WASHINGTON -- A House Banking Committee panel will pending bank derivatives bill during the week of Sept. 12, a subcommittee aide said this week.
The bill, introduced earlier this year by House Banking Committee leaders Rep. Henry Gonzalez, D-Tex., and Rep. Jim Leach, R-Iowa, would require federal regulators to establish comprehensive derivatives standards for banks, government-sponsored agencies, and federal credit unions.
Meanwhile, Rep. Edward Markey, D-Mass., has given the Securities and Exchange Commission until early next month to produce a comprehensive report on the use of derivatives by mutual funds.
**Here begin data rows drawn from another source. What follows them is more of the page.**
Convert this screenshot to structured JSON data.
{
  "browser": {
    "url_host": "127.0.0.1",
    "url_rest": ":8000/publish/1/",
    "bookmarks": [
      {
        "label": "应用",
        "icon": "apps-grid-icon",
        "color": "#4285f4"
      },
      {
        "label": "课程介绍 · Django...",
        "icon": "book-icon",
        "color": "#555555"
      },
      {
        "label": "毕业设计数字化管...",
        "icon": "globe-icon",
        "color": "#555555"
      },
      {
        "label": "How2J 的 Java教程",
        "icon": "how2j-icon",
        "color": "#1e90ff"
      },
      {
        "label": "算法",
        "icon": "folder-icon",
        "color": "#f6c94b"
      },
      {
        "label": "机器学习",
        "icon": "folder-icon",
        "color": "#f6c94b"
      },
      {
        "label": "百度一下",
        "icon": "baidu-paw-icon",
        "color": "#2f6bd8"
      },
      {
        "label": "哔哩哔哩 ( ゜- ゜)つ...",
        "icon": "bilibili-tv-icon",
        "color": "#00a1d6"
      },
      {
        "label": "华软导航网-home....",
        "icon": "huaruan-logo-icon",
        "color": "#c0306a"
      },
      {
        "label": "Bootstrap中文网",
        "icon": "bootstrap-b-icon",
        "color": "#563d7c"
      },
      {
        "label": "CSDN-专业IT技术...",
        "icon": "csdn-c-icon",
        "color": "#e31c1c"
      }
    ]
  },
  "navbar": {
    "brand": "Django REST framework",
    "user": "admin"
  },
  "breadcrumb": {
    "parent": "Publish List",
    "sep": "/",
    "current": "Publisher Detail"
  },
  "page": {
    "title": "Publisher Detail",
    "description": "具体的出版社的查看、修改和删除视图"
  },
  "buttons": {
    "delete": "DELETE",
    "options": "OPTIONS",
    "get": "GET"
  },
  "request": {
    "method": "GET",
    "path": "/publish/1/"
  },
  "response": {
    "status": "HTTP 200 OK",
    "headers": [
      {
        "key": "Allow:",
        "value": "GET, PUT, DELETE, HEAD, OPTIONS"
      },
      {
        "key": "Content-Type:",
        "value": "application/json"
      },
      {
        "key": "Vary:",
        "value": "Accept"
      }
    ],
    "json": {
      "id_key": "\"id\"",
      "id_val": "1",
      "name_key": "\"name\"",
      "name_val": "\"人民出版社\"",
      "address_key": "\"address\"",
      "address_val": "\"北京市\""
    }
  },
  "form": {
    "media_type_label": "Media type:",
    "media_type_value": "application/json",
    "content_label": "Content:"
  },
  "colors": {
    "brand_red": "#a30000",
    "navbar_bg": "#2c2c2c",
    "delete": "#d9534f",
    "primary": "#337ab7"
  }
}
Markey, who chairs the House Energy and Commerce's subcommittee on telecommunications and finance, had asked the report to be submitted to the subcommittee by July 18, but postponed the deadline at the SEC's request.
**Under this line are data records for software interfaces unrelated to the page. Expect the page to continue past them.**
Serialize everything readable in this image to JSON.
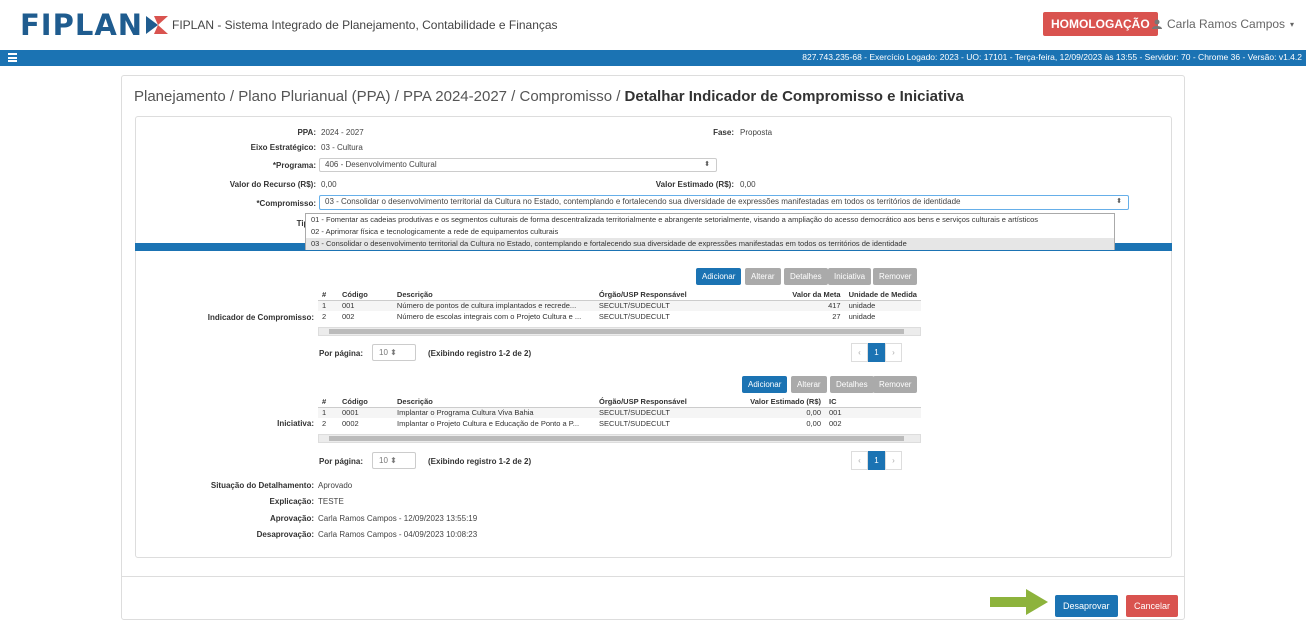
{
  "header": {
    "logo_text": "FIPLAN",
    "app_title": "FIPLAN - Sistema Integrado de Planejamento, Contabilidade e Finanças",
    "env_badge": "HOMOLOGAÇÃO",
    "user_name": "Carla Ramos Campos",
    "colors": {
      "brand": "#1f5c8f",
      "badge": "#d9534f",
      "nav": "#1b73b3"
    }
  },
  "navbar": {
    "status_line": "827.743.235-68 - Exercício Logado: 2023 - UO: 17101 - Terça-feira, 12/09/2023 às 13:55 - Servidor: 70 - Chrome 36 - Versão: v1.4.2"
  },
  "breadcrumb": {
    "path": "Planejamento / Plano Plurianual (PPA) / PPA 2024-2027 / Compromisso / ",
    "current": "Detalhar Indicador de Compromisso e Iniciativa"
  },
  "form": {
    "ppa_label": "PPA:",
    "ppa_value": "2024 - 2027",
    "fase_label": "Fase:",
    "fase_value": "Proposta",
    "eixo_label": "Eixo Estratégico:",
    "eixo_value": "03 - Cultura",
    "programa_label": "*Programa:",
    "programa_value": "406 - Desenvolvimento Cultural",
    "valor_recurso_label": "Valor do Recurso (R$):",
    "valor_recurso_value": "0,00",
    "valor_estimado_label": "Valor Estimado (R$):",
    "valor_estimado_value": "0,00",
    "compromisso_label": "*Compromisso:",
    "compromisso_value": "03 - Consolidar o desenvolvimento territorial da Cultura no Estado, contemplando e fortalecendo sua diversidade de expressões manifestadas em todos os territórios de identidade",
    "tipo_label": "Tipo:",
    "compromisso_options": [
      "01 - Fomentar as cadeias produtivas e os segmentos culturais de forma descentralizada territorialmente e abrangente setorialmente, visando a ampliação do acesso democrático aos bens e serviços culturais e artísticos",
      "02 - Aprimorar física e tecnologicamente a rede de equipamentos culturais",
      "03 - Consolidar o desenvolvimento territorial da Cultura no Estado, contemplando e fortalecendo sua diversidade de expressões manifestadas em todos os territórios de identidade"
    ]
  },
  "indicador": {
    "section_label": "Indicador de Compromisso:",
    "buttons": {
      "add": "Adicionar",
      "edit": "Alterar",
      "details": "Detalhes",
      "iniciativa": "Iniciativa",
      "remove": "Remover"
    },
    "columns": [
      "#",
      "Código",
      "Descrição",
      "Órgão/USP Responsável",
      "Valor da Meta",
      "Unidade de Medida"
    ],
    "rows": [
      [
        "1",
        "001",
        "Número de pontos de cultura implantados e recrede...",
        "SECULT/SUDECULT",
        "417",
        "unidade"
      ],
      [
        "2",
        "002",
        "Número de escolas integrais com o Projeto Cultura e ...",
        "SECULT/SUDECULT",
        "27",
        "unidade"
      ]
    ],
    "per_page_label": "Por página:",
    "per_page_value": "10",
    "showing": "(Exibindo registro 1-2 de 2)",
    "page": "1"
  },
  "iniciativa": {
    "section_label": "Iniciativa:",
    "buttons": {
      "add": "Adicionar",
      "edit": "Alterar",
      "details": "Detalhes",
      "remove": "Remover"
    },
    "columns": [
      "#",
      "Código",
      "Descrição",
      "Órgão/USP Responsável",
      "Valor Estimado (R$)",
      "IC"
    ],
    "rows": [
      [
        "1",
        "0001",
        "Implantar o Programa Cultura Viva Bahia",
        "SECULT/SUDECULT",
        "0,00",
        "001"
      ],
      [
        "2",
        "0002",
        "Implantar o Projeto Cultura e Educação de Ponto a P...",
        "SECULT/SUDECULT",
        "0,00",
        "002"
      ]
    ],
    "per_page_label": "Por página:",
    "per_page_value": "10",
    "showing": "(Exibindo registro 1-2 de 2)",
    "page": "1"
  },
  "detalhamento": {
    "situacao_label": "Situação do Detalhamento:",
    "situacao_value": "Aprovado",
    "explicacao_label": "Explicação:",
    "explicacao_value": "TESTE",
    "aprovacao_label": "Aprovação:",
    "aprovacao_value": "Carla Ramos Campos - 12/09/2023 13:55:19",
    "desaprovacao_label": "Desaprovação:",
    "desaprovacao_value": "Carla Ramos Campos - 04/09/2023 10:08:23"
  },
  "actions": {
    "disapprove": "Desaprovar",
    "cancel": "Cancelar",
    "arrow_color": "#8db33c"
  }
}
The House Banking Committee's subcommittee on financial institutions supervision, regulation, and deposit insurance will take up the Gonzalez and Leach derivatives bill in mid-September.
Subcommittee chairman Rep. Stephen Neal, D-N.C., is a co-sponsor of the bill.
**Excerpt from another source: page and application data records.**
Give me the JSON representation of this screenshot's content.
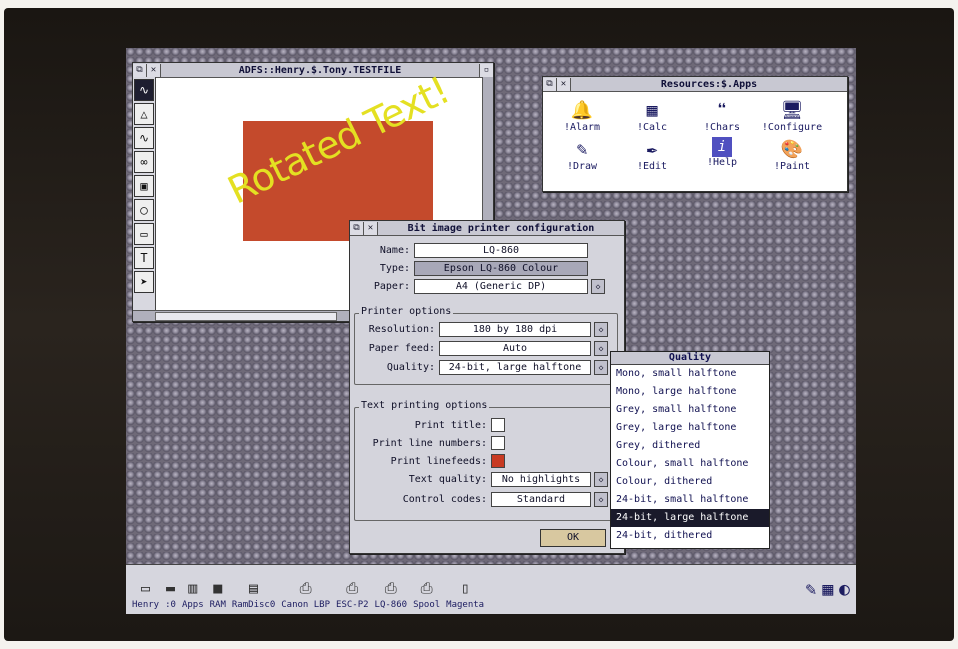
{
  "draw_window": {
    "title": "ADFS::Henry.$.Tony.TESTFILE",
    "rotated_text": "Rotated Text!",
    "tools": [
      "∿",
      "△",
      "∿",
      "∞",
      "▣",
      "◯",
      "▭",
      "T",
      "➤"
    ]
  },
  "resources_window": {
    "title": "Resources:$.Apps",
    "apps": [
      {
        "label": "!Alarm",
        "icon": "🔔"
      },
      {
        "label": "!Calc",
        "icon": "▦"
      },
      {
        "label": "!Chars",
        "icon": "❝"
      },
      {
        "label": "!Configure",
        "icon": "🖥"
      },
      {
        "label": "!Draw",
        "icon": "✎"
      },
      {
        "label": "!Edit",
        "icon": "✒"
      },
      {
        "label": "!Help",
        "icon": "i"
      },
      {
        "label": "!Paint",
        "icon": "🎨"
      }
    ]
  },
  "dialog": {
    "title": "Bit image printer configuration",
    "name_label": "Name:",
    "name_value": "LQ-860",
    "type_label": "Type:",
    "type_value": "Epson LQ-860 Colour",
    "paper_label": "Paper:",
    "paper_value": "A4 (Generic DP)",
    "printer_options_title": "Printer options",
    "resolution_label": "Resolution:",
    "resolution_value": "180 by 180 dpi",
    "paper_feed_label": "Paper feed:",
    "paper_feed_value": "Auto",
    "quality_label": "Quality:",
    "quality_value": "24-bit, large halftone",
    "text_options_title": "Text printing options",
    "print_title_label": "Print title:",
    "print_title_on": false,
    "print_line_numbers_label": "Print line numbers:",
    "print_line_numbers_on": false,
    "print_linefeeds_label": "Print linefeeds:",
    "print_linefeeds_on": true,
    "text_quality_label": "Text quality:",
    "text_quality_value": "No highlights",
    "control_codes_label": "Control codes:",
    "control_codes_value": "Standard",
    "ok_label": "OK"
  },
  "quality_menu": {
    "title": "Quality",
    "items": [
      "Mono, small halftone",
      "Mono, large halftone",
      "Grey, small halftone",
      "Grey, large halftone",
      "Grey, dithered",
      "Colour, small halftone",
      "Colour, dithered",
      "24-bit, small halftone",
      "24-bit, large halftone",
      "24-bit, dithered"
    ],
    "selected_index": 8
  },
  "iconbar": {
    "items": [
      {
        "label": "Henry",
        "icon": "▭"
      },
      {
        "label": ":0",
        "icon": "▬"
      },
      {
        "label": "Apps",
        "icon": "▥"
      },
      {
        "label": "RAM",
        "icon": "■"
      },
      {
        "label": "RamDisc0",
        "icon": "▤"
      },
      {
        "label": "Canon LBP",
        "icon": "⎙"
      },
      {
        "label": "ESC-P2",
        "icon": "⎙"
      },
      {
        "label": "LQ-860",
        "icon": "⎙"
      },
      {
        "label": "Spool",
        "icon": "⎙"
      },
      {
        "label": "Magenta",
        "icon": "▯"
      }
    ],
    "right_icons": [
      "✎",
      "▦",
      "◐"
    ]
  }
}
In a letter earlier this month, Gonzalez asked Neal for a subcommittee vote on the bill as soon as possible after the Labor Day recess.
The subcommittee had already planned to take up the bill in September before Gonzalez made the request, the subcommittee aide said.
Gonzalez's push for derivatives legislation for banks comes as Rep. John Dingell, D-Mich., chairman of the House Energy and Commerce Committee, has backed off considering a bill to regulate securities firms' derivatives affiliates, which currently are not regulated by the SEC.
Markey introduced a bill earlier this year that would subject the affiliates to SEC oversight and regulation, but Dingell has refrained from supporting it, at least for now.
Instead, Dingell endorsed a proposal by the Securities Industry Association and SEC to work together to develop voluntary standards for the derivatives affiliates.
Markey and Rep. Jack Fields, R-Tex., asked the SEC in June to conduct a comprehensive study of mutual funds use of derivatives and to determine whether changes in securities laws and rules are needed to govern funds' derivatives activities.
The two lawmakers made the request after several funds that had been viewed as conservative by investors reported derivativesrelated losses.
In a letter, Markey and Fields asked the SEC for specific information, including whether derivatives interfere with compliance of certain federal securities law requirements for funds.